# WORK REQUIRED
Retype the entries below without any change.

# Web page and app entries
━━━━━━━━━━━━━━━━━━━━

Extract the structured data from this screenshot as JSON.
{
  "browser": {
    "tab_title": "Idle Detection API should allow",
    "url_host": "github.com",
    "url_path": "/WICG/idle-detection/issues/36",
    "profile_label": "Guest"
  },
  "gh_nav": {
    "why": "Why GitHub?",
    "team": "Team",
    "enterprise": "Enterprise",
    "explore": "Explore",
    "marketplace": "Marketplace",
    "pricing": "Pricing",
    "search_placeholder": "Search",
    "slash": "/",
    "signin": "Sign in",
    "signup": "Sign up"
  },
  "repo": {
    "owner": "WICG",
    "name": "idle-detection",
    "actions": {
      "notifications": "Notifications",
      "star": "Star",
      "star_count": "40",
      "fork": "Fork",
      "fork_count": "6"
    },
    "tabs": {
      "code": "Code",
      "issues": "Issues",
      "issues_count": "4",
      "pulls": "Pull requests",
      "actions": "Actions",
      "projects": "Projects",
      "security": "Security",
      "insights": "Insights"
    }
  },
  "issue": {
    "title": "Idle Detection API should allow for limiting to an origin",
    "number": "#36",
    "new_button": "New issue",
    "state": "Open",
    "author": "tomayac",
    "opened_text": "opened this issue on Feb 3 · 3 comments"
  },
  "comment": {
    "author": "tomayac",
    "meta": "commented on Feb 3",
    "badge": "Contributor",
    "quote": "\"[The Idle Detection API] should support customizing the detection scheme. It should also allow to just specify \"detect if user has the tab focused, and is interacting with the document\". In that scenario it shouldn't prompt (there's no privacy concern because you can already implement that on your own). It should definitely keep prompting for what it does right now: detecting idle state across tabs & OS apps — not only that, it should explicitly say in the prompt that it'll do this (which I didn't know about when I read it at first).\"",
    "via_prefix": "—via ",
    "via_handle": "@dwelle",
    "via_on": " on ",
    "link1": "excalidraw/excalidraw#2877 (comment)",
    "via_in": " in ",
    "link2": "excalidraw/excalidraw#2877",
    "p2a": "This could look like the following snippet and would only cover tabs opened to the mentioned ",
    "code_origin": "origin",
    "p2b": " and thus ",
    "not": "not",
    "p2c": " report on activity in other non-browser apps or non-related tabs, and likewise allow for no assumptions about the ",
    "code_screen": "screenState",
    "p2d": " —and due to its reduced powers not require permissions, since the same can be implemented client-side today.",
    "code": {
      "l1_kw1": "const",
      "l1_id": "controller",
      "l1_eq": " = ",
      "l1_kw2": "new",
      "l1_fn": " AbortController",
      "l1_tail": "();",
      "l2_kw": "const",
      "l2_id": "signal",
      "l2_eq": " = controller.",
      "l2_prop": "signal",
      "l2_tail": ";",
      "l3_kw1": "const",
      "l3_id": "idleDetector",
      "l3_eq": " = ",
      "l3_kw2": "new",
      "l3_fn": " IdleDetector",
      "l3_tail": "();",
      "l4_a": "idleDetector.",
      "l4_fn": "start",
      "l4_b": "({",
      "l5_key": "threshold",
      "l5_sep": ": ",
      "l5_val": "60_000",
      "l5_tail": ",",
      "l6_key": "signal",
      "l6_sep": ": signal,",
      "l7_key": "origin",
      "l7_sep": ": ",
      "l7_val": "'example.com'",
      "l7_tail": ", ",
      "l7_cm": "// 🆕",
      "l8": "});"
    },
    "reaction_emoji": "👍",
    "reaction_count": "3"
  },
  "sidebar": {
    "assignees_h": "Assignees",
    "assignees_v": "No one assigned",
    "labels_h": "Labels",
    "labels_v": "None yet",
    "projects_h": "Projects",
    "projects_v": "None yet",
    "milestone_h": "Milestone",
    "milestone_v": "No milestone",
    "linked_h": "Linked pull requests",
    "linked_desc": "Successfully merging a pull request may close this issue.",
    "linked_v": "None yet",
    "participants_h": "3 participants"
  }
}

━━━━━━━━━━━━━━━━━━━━

# RESPONSE
Extract the structured data from this screenshot as JSON.
{
  "browser": {
    "tab_title": "Idle Detection API should allow",
    "url_host": "github.com",
    "url_path": "/WICG/idle-detection/issues/36",
    "profile_label": "Guest"
  },
  "gh_nav": {
    "why": "Why GitHub?",
    "team": "Team",
    "enterprise": "Enterprise",
    "explore": "Explore",
    "marketplace": "Marketplace",
    "pricing": "Pricing",
    "search_placeholder": "Search",
    "slash": "/",
    "signin": "Sign in",
    "signup": "Sign up"
  },
  "repo": {
    "owner": "WICG",
    "name": "idle-detection",
    "actions": {
      "notifications": "Notifications",
      "star": "Star",
      "star_count": "40",
      "fork": "Fork",
      "fork_count": "6"
    },
    "tabs": {
      "code": "Code",
      "issues": "Issues",
      "issues_count": "4",
      "pulls": "Pull requests",
      "actions": "Actions",
      "projects": "Projects",
      "security": "Security",
      "insights": "Insights"
    }
  },
  "issue": {
    "title": "Idle Detection API should allow for limiting to an origin",
    "number": "#36",
    "new_button": "New issue",
    "state": "Open",
    "author": "tomayac",
    "opened_text": "opened this issue on Feb 3 · 3 comments"
  },
  "comment": {
    "author": "tomayac",
    "meta": "commented on Feb 3",
    "badge": "Contributor",
    "quote": "\"[The Idle Detection API] should support customizing the detection scheme. It should also allow to just specify \"detect if user has the tab focused, and is interacting with the document\". In that scenario it shouldn't prompt (there's no privacy concern because you can already implement that on your own). It should definitely keep prompting for what it does right now: detecting idle state across tabs & OS apps — not only that, it should explicitly say in the prompt that it'll do this (which I didn't know about when I read it at first).\"",
    "via_prefix": "—via ",
    "via_handle": "@dwelle",
    "via_on": " on ",
    "link1": "excalidraw/excalidraw#2877 (comment)",
    "via_in": " in ",
    "link2": "excalidraw/excalidraw#2877",
    "p2a": "This could look like the following snippet and would only cover tabs opened to the mentioned ",
    "code_origin": "origin",
    "p2b": " and thus ",
    "not": "not",
    "p2c": " report on activity in other non-browser apps or non-related tabs, and likewise allow for no assumptions about the ",
    "code_screen": "screenState",
    "p2d": " —and due to its reduced powers not require permissions, since the same can be implemented client-side today.",
    "code": {
      "l1_kw1": "const",
      "l1_id": "controller",
      "l1_eq": " = ",
      "l1_kw2": "new",
      "l1_fn": " AbortController",
      "l1_tail": "();",
      "l2_kw": "const",
      "l2_id": "signal",
      "l2_eq": " = controller.",
      "l2_prop": "signal",
      "l2_tail": ";",
      "l3_kw1": "const",
      "l3_id": "idleDetector",
      "l3_eq": " = ",
      "l3_kw2": "new",
      "l3_fn": " IdleDetector",
      "l3_tail": "();",
      "l4_a": "idleDetector.",
      "l4_fn": "start",
      "l4_b": "({",
      "l5_key": "threshold",
      "l5_sep": ": ",
      "l5_val": "60_000",
      "l5_tail": ",",
      "l6_key": "signal",
      "l6_sep": ": signal,",
      "l7_key": "origin",
      "l7_sep": ": ",
      "l7_val": "'example.com'",
      "l7_tail": ", ",
      "l7_cm": "// 🆕",
      "l8": "});"
    },
    "reaction_emoji": "👍",
    "reaction_count": "3"
  },
  "sidebar": {
    "assignees_h": "Assignees",
    "assignees_v": "No one assigned",
    "labels_h": "Labels",
    "labels_v": "None yet",
    "projects_h": "Projects",
    "projects_v": "None yet",
    "milestone_h": "Milestone",
    "milestone_v": "No milestone",
    "linked_h": "Linked pull requests",
    "linked_desc": "Successfully merging a pull request may close this issue.",
    "linked_v": "None yet",
    "participants_h": "3 participants"
  }
}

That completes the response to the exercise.